Dennis Thomas, Ph.D. - Dr. Thomas's professional experience has encompassed a wide range of topics, but has been primarily focused on transportation safety. Dr. Thomas is the Vice President of Dunlap and Associates, Inc., a consulting firm which provides research and consulting services to government, industry and the legal profession, specializing in applying human factors, systems analysis and risk management techniques to assist clients in understanding and solving problems. Within the field of transportation safety, Dr. Thomas has worked on the development and evaluation of a number of safety programs for passenger vehicle drivers, commercial vehicle drivers, and pedestrians/bicyclists. He has conducted extensive nationwide reviews of traditional driver education programs, online driver education, and advanced driver education for teens.

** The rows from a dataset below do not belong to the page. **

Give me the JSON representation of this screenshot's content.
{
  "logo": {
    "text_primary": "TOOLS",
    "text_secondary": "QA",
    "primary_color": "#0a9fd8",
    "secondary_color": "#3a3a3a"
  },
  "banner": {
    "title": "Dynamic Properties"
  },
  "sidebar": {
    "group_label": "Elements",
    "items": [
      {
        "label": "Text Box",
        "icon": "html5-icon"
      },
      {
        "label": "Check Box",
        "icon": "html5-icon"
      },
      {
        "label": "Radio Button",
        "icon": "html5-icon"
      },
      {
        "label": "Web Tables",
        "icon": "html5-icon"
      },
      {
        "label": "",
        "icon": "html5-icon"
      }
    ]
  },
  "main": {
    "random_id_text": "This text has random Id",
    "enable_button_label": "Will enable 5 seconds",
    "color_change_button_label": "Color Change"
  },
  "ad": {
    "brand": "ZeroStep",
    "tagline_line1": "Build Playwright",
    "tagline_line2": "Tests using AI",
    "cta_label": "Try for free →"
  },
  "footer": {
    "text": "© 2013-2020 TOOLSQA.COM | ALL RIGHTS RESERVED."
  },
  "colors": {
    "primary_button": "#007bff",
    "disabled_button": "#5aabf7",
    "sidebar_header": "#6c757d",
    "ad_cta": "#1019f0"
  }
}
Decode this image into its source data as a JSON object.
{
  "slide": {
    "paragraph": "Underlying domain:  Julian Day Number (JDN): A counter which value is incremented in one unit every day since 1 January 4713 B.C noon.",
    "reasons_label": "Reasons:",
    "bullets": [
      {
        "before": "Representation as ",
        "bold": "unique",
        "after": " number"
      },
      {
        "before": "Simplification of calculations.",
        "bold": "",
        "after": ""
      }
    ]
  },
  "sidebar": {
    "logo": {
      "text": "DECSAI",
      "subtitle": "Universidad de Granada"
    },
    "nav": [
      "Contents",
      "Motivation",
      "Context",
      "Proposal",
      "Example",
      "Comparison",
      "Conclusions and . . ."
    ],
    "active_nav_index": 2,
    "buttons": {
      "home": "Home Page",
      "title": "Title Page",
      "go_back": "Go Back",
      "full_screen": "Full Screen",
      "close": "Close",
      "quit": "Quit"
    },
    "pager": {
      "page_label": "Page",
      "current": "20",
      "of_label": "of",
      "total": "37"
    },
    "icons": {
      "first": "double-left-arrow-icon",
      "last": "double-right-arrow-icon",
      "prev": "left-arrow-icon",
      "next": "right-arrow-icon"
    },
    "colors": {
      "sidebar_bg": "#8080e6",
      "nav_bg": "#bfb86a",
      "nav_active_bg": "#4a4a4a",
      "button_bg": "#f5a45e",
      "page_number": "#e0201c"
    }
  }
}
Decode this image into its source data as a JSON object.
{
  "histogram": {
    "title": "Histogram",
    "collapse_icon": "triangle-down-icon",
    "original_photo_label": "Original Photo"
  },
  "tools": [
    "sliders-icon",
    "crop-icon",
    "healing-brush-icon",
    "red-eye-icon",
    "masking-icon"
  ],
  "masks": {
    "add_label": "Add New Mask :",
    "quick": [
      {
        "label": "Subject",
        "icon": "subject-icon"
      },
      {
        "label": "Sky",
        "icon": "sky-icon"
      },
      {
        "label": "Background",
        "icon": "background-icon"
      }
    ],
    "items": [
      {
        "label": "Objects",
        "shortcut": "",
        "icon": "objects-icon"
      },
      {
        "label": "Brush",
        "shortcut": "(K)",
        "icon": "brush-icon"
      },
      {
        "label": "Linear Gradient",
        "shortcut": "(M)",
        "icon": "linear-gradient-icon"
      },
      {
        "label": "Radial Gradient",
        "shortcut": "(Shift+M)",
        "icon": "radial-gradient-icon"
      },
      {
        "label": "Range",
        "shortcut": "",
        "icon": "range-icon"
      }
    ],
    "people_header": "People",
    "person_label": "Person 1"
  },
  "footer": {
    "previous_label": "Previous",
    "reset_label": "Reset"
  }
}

He has also evaluated state-of-the-art computer-based training programs aimed at teaching teens how to manage their glances or to anticipate potentially hazardous driving situations.